## Problem to solve
Work through the records below and copy every line that includes "META".

——————————

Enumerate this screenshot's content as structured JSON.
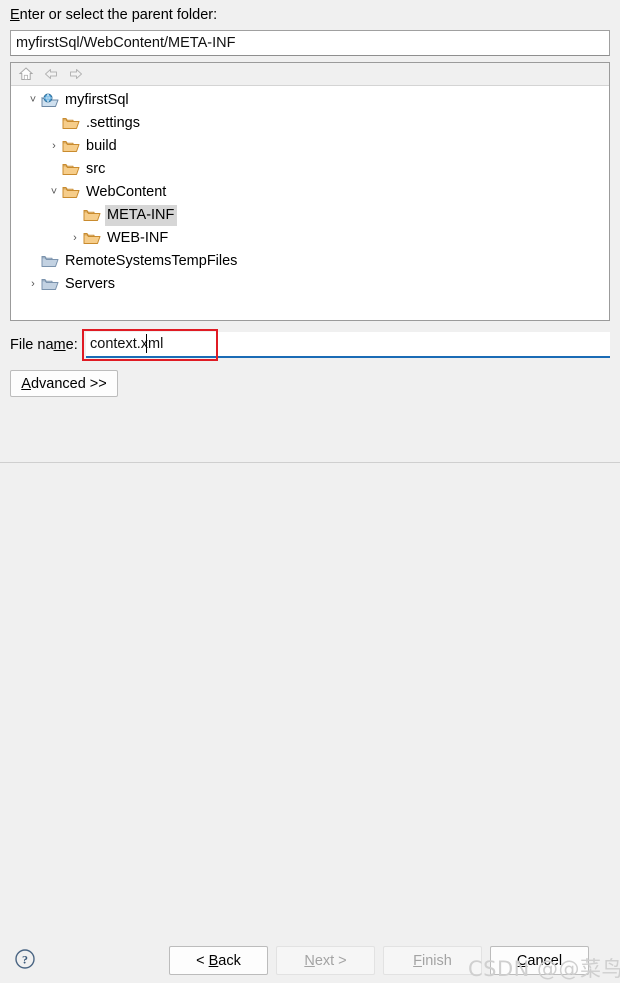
{
  "dialog": {
    "parent_folder_label": "Enter or select the parent folder:",
    "parent_folder_label_mnemonic": "E",
    "parent_folder_label_rest": "nter or select the parent folder:",
    "parent_folder_value": "myfirstSql/WebContent/META-INF"
  },
  "toolbar": {
    "home_icon": "home-icon",
    "back_icon": "arrow-left-icon",
    "forward_icon": "arrow-right-icon"
  },
  "tree": {
    "nodes": [
      {
        "label": "myfirstSql",
        "indent": 0,
        "twisty": "˅",
        "icon": "project-folder-icon",
        "selected": false
      },
      {
        "label": ".settings",
        "indent": 1,
        "twisty": "",
        "icon": "folder-icon",
        "selected": false
      },
      {
        "label": "build",
        "indent": 1,
        "twisty": "›",
        "icon": "folder-icon",
        "selected": false
      },
      {
        "label": "src",
        "indent": 1,
        "twisty": "",
        "icon": "folder-icon",
        "selected": false
      },
      {
        "label": "WebContent",
        "indent": 1,
        "twisty": "˅",
        "icon": "folder-icon",
        "selected": false
      },
      {
        "label": "META-INF",
        "indent": 2,
        "twisty": "",
        "icon": "folder-icon",
        "selected": true
      },
      {
        "label": "WEB-INF",
        "indent": 2,
        "twisty": "›",
        "icon": "folder-icon",
        "selected": false
      },
      {
        "label": "RemoteSystemsTempFiles",
        "indent": 0,
        "twisty": "",
        "icon": "blue-folder-icon",
        "selected": false
      },
      {
        "label": "Servers",
        "indent": 0,
        "twisty": "›",
        "icon": "blue-folder-icon",
        "selected": false
      }
    ]
  },
  "filename": {
    "label_pre": "File na",
    "label_mnemonic": "m",
    "label_post": "e:",
    "value": "context.xml"
  },
  "advanced": {
    "label_mnemonic": "A",
    "label_rest": "dvanced >>"
  },
  "footer": {
    "help_icon": "help-circle-icon",
    "back": {
      "pre": "< ",
      "mnemonic": "B",
      "post": "ack",
      "disabled": false
    },
    "next": {
      "pre": "",
      "mnemonic": "N",
      "post": "ext >",
      "disabled": true
    },
    "finish": {
      "pre": "",
      "mnemonic": "F",
      "post": "inish",
      "disabled": true
    },
    "cancel": {
      "pre": "",
      "mnemonic": "C",
      "post": "ancel",
      "disabled": false
    }
  },
  "watermark": {
    "text": "CSDN @@菜鸟先飞"
  },
  "colors": {
    "accent_blue": "#1a6bb5",
    "annotation_red": "#e01b24",
    "selection_gray": "#d6d6d6",
    "folder_orange": "#e8a33d",
    "folder_blue": "#7a96b8",
    "background": "#f0f0f0"
  }
}
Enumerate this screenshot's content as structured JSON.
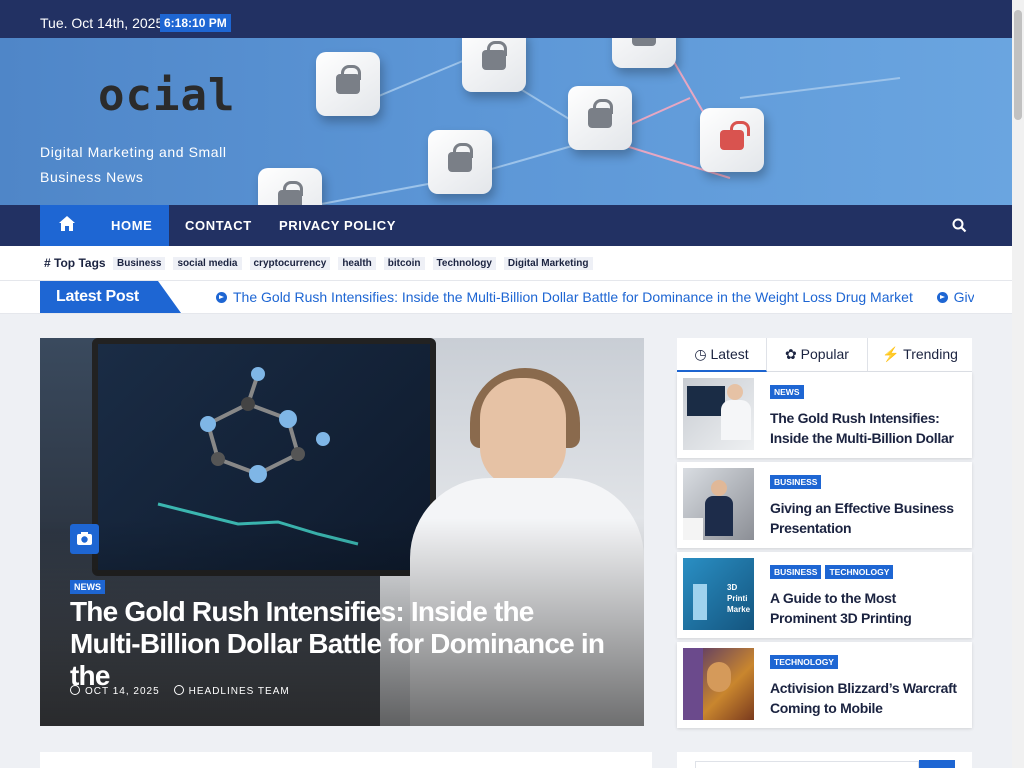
{
  "topbar": {
    "date": "Tue. Oct 14th, 2025",
    "time": "6:18:10 PM"
  },
  "header": {
    "logo_text": "ocial",
    "tagline": "Digital Marketing and Small Business News"
  },
  "nav": {
    "items": [
      {
        "label": "HOME",
        "active": true
      },
      {
        "label": "CONTACT",
        "active": false
      },
      {
        "label": "PRIVACY POLICY",
        "active": false
      }
    ],
    "icons": {
      "home": "home-icon",
      "search": "search-icon"
    }
  },
  "top_tags": {
    "label": "Top Tags",
    "tags": [
      "Business",
      "social media",
      "cryptocurrency",
      "health",
      "bitcoin",
      "Technology",
      "Digital Marketing"
    ]
  },
  "ticker": {
    "label": "Latest Post",
    "items": [
      "The Gold Rush Intensifies: Inside the Multi-Billion Dollar Battle for Dominance in the Weight Loss Drug Market",
      "Giving an Effe"
    ]
  },
  "hero": {
    "category": "NEWS",
    "title": "The Gold Rush Intensifies: Inside the Multi-Billion Dollar Battle for Dominance in the",
    "date": "OCT 14, 2025",
    "author": "HEADLINES TEAM"
  },
  "sidebar": {
    "tabs": [
      {
        "label": "Latest",
        "icon": "clock-icon"
      },
      {
        "label": "Popular",
        "icon": "fire-icon"
      },
      {
        "label": "Trending",
        "icon": "bolt-icon"
      }
    ],
    "posts": [
      {
        "categories": [
          "NEWS"
        ],
        "title": "The Gold Rush Intensifies: Inside the Multi-Billion Dollar"
      },
      {
        "categories": [
          "BUSINESS"
        ],
        "title": "Giving an Effective Business Presentation"
      },
      {
        "categories": [
          "BUSINESS",
          "TECHNOLOGY"
        ],
        "title": "A Guide to the Most Prominent 3D Printing",
        "thumb_text": "3D Printi Marke"
      },
      {
        "categories": [
          "TECHNOLOGY"
        ],
        "title": "Activision Blizzard’s Warcraft Coming to Mobile"
      }
    ]
  },
  "colors": {
    "navy": "#223163",
    "accent": "#1e66d3"
  }
}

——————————

## Task response
    "parent_folder_value": "myfirstSql/WebContent/META-INF"
        "label": "META-INF",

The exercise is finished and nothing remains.